Producer/director Norman F. Jewison will receive the Irving G. Thalberg memorial award on Oscar night.
Academy president Robert Rehme praised Jewison as “eclectic and sensitive” and said his films “paint evocative pictures of the human experience that have become icons of American life.”
Jewison began his career after a stint in the Canadian navy at the tail end of WWII. When the war ended, he finished college, drove a cab and went to London.
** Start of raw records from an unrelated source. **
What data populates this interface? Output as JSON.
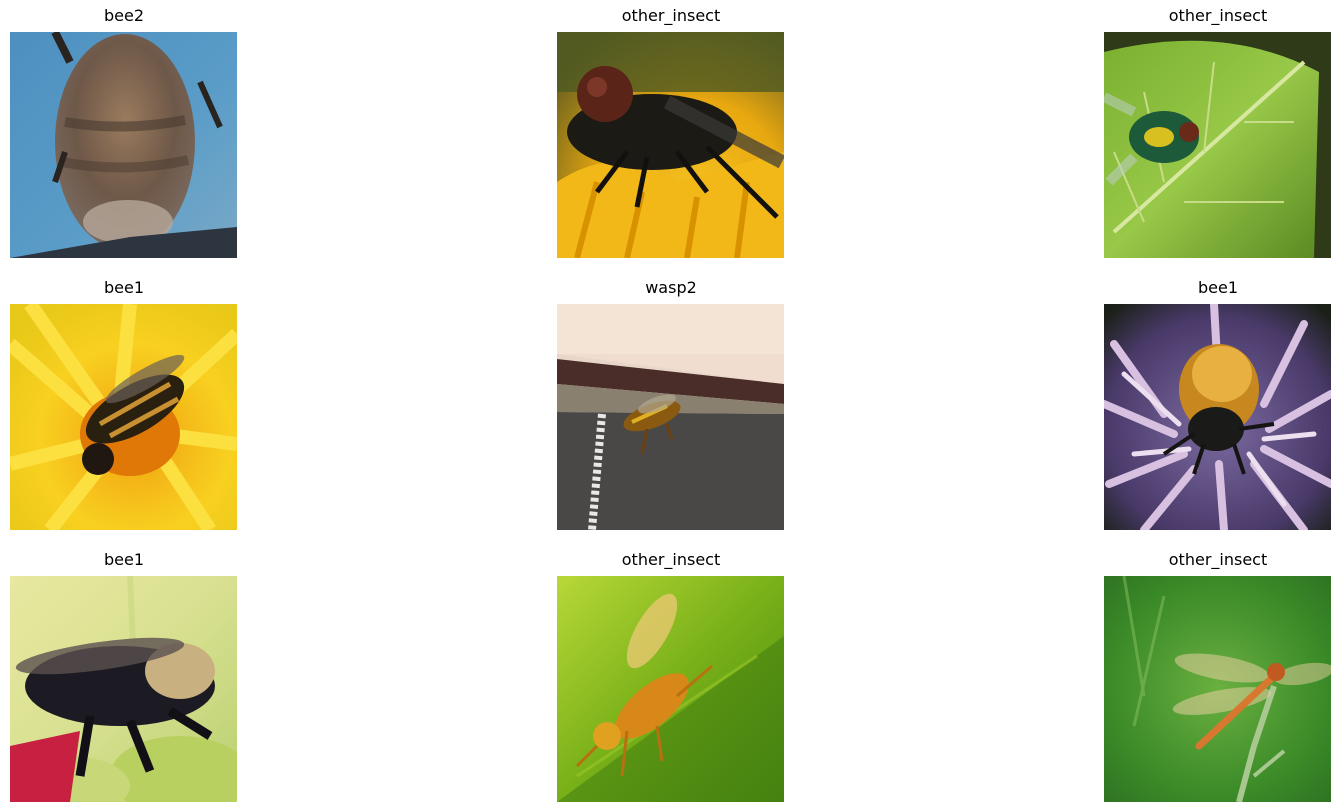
{
  "figure": {
    "panels": [
      {
        "label": "bee2"
      },
      {
        "label": "other_insect"
      },
      {
        "label": "other_insect"
      },
      {
        "label": "bee1"
      },
      {
        "label": "wasp2"
      },
      {
        "label": "bee1"
      },
      {
        "label": "bee1"
      },
      {
        "label": "other_insect"
      },
      {
        "label": "other_insect"
      }
    ]
  },
  "images": {
    "p0": "blurred close-up of bee abdomen on blue background",
    "p1": "fly with red eyes on yellow flower",
    "p2": "green metallic fly on green leaf",
    "p3": "bee on yellow dandelion",
    "p4": "wasp on edge of dark fabric",
    "p5": "bumblebee on purple thistle flower",
    "p6": "black bumblebee on green leaves",
    "p7": "orange fly on bright green leaf",
    "p8": "dragonfly on plant stem with green background"
  }
}
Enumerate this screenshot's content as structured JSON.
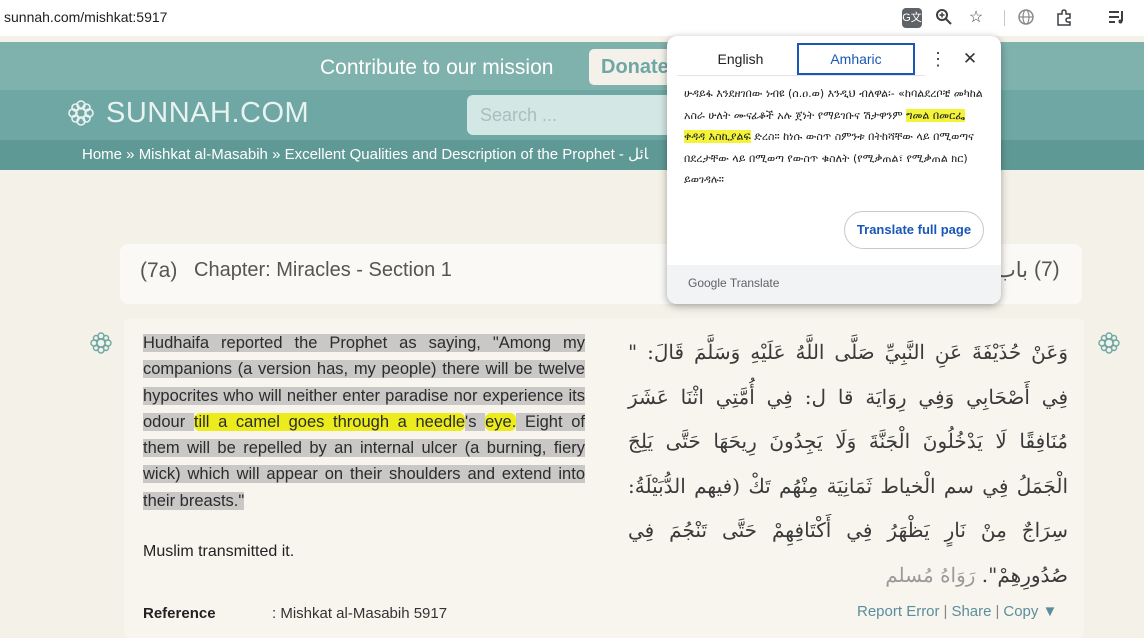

He worked as an actor and writer for the BBC before returning to his native Toronto to direct television shows for the CBC from 1952-58.
Jewison then moved to New York, where he produced and directed a number of highly-praised musical-variety TV shows starring, among others, Judy Garland, Harry Belafonte and Frank Sinatra.
Jewison’s films have earned more than 10 Academy Awards (including best picture for “In the Heat of the Night”) and 45 nominations.
Four of the films he’s produced have received Academy Award nominations for best picture: “The Russians Are Coming, the Russians Are Coming,” “Fiddler on the Roof,” “A Soldier’ Story” and “Moonstruck.”
As a director, Jewison has received three Oscar noms, for “In the Heat of the Night,” “Moonstruck” and “Fiddler on the Roof.”
Jewison will be the 32nd person to receive the award since it was first given in 1937 to Darryl F. Zanuck (who went on to receive it twice more.) The award is not given every year. The last recipient was Saul Zaentz in 1996.